** Supplied material follows **
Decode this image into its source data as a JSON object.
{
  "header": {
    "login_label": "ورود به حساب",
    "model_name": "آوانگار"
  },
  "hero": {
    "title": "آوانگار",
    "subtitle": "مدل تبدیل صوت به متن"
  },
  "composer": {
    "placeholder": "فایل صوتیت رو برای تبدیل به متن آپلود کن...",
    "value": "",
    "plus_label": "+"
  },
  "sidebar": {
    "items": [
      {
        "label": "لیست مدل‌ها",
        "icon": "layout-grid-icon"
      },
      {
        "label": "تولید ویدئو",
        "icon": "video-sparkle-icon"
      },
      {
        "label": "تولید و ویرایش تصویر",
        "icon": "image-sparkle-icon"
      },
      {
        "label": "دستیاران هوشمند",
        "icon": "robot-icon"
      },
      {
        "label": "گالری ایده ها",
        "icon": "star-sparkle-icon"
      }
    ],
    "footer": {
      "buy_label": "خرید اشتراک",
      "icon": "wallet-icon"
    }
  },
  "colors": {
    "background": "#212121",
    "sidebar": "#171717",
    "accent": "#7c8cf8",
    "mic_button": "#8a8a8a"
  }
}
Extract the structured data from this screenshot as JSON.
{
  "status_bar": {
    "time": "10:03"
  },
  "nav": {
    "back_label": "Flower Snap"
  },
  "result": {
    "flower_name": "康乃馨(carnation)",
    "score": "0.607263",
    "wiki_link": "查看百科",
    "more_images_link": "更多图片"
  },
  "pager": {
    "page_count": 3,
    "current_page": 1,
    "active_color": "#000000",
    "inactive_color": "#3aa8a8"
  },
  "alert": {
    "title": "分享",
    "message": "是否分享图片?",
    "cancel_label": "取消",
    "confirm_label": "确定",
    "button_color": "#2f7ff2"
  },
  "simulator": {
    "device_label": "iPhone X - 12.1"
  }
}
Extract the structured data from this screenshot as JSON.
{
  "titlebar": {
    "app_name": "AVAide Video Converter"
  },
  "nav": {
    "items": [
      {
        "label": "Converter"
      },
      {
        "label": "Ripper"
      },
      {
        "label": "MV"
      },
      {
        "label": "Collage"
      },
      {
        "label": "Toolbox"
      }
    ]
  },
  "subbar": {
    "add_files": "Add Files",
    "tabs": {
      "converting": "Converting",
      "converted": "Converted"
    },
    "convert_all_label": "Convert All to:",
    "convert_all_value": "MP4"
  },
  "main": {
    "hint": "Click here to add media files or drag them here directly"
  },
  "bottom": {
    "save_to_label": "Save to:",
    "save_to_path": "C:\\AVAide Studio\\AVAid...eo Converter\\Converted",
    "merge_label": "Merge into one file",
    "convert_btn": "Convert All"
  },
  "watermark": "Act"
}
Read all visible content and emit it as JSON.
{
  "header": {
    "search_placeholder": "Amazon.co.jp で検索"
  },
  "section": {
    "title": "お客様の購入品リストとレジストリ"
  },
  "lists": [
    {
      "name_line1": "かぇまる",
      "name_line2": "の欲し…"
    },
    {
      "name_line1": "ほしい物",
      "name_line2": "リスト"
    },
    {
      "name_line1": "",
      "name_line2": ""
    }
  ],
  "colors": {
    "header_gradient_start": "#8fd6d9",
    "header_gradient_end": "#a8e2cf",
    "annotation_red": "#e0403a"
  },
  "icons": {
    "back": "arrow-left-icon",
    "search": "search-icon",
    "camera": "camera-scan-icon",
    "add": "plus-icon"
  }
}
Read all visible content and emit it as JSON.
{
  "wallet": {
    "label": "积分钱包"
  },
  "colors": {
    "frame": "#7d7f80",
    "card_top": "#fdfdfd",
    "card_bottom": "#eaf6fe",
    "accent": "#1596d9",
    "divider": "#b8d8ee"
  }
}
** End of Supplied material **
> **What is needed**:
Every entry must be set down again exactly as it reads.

> **Finished exercise**:
Decode this image into its source data as a JSON object.
{
  "header": {
    "login_label": "ورود به حساب",
    "model_name": "آوانگار"
  },
  "hero": {
    "title": "آوانگار",
    "subtitle": "مدل تبدیل صوت به متن"
  },
  "composer": {
    "placeholder": "فایل صوتیت رو برای تبدیل به متن آپلود کن...",
    "value": "",
    "plus_label": "+"
  },
  "sidebar": {
    "items": [
      {
        "label": "لیست مدل‌ها",
        "icon": "layout-grid-icon"
      },
      {
        "label": "تولید ویدئو",
        "icon": "video-sparkle-icon"
      },
      {
        "label": "تولید و ویرایش تصویر",
        "icon": "image-sparkle-icon"
      },
      {
        "label": "دستیاران هوشمند",
        "icon": "robot-icon"
      },
      {
        "label": "گالری ایده ها",
        "icon": "star-sparkle-icon"
      }
    ],
    "footer": {
      "buy_label": "خرید اشتراک",
      "icon": "wallet-icon"
    }
  },
  "colors": {
    "background": "#212121",
    "sidebar": "#171717",
    "accent": "#7c8cf8",
    "mic_button": "#8a8a8a"
  }
}
Extract the structured data from this screenshot as JSON.
{
  "status_bar": {
    "time": "10:03"
  },
  "nav": {
    "back_label": "Flower Snap"
  },
  "result": {
    "flower_name": "康乃馨(carnation)",
    "score": "0.607263",
    "wiki_link": "查看百科",
    "more_images_link": "更多图片"
  },
  "pager": {
    "page_count": 3,
    "current_page": 1,
    "active_color": "#000000",
    "inactive_color": "#3aa8a8"
  },
  "alert": {
    "title": "分享",
    "message": "是否分享图片?",
    "cancel_label": "取消",
    "confirm_label": "确定",
    "button_color": "#2f7ff2"
  },
  "simulator": {
    "device_label": "iPhone X - 12.1"
  }
}
Extract the structured data from this screenshot as JSON.
{
  "titlebar": {
    "app_name": "AVAide Video Converter"
  },
  "nav": {
    "items": [
      {
        "label": "Converter"
      },
      {
        "label": "Ripper"
      },
      {
        "label": "MV"
      },
      {
        "label": "Collage"
      },
      {
        "label": "Toolbox"
      }
    ]
  },
  "subbar": {
    "add_files": "Add Files",
    "tabs": {
      "converting": "Converting",
      "converted": "Converted"
    },
    "convert_all_label": "Convert All to:",
    "convert_all_value": "MP4"
  },
  "main": {
    "hint": "Click here to add media files or drag them here directly"
  },
  "bottom": {
    "save_to_label": "Save to:",
    "save_to_path": "C:\\AVAide Studio\\AVAid...eo Converter\\Converted",
    "merge_label": "Merge into one file",
    "convert_btn": "Convert All"
  },
  "watermark": "Act"
}
Read all visible content and emit it as JSON.
{
  "header": {
    "search_placeholder": "Amazon.co.jp で検索"
  },
  "section": {
    "title": "お客様の購入品リストとレジストリ"
  },
  "lists": [
    {
      "name_line1": "かぇまる",
      "name_line2": "の欲し…"
    },
    {
      "name_line1": "ほしい物",
      "name_line2": "リスト"
    },
    {
      "name_line1": "",
      "name_line2": ""
    }
  ],
  "colors": {
    "header_gradient_start": "#8fd6d9",
    "header_gradient_end": "#a8e2cf",
    "annotation_red": "#e0403a"
  },
  "icons": {
    "back": "arrow-left-icon",
    "search": "search-icon",
    "camera": "camera-scan-icon",
    "add": "plus-icon"
  }
}
Read all visible content and emit it as JSON.
{
  "wallet": {
    "label": "积分钱包"
  },
  "colors": {
    "frame": "#7d7f80",
    "card_top": "#fdfdfd",
    "card_bottom": "#eaf6fe",
    "accent": "#1596d9",
    "divider": "#b8d8ee"
  }
}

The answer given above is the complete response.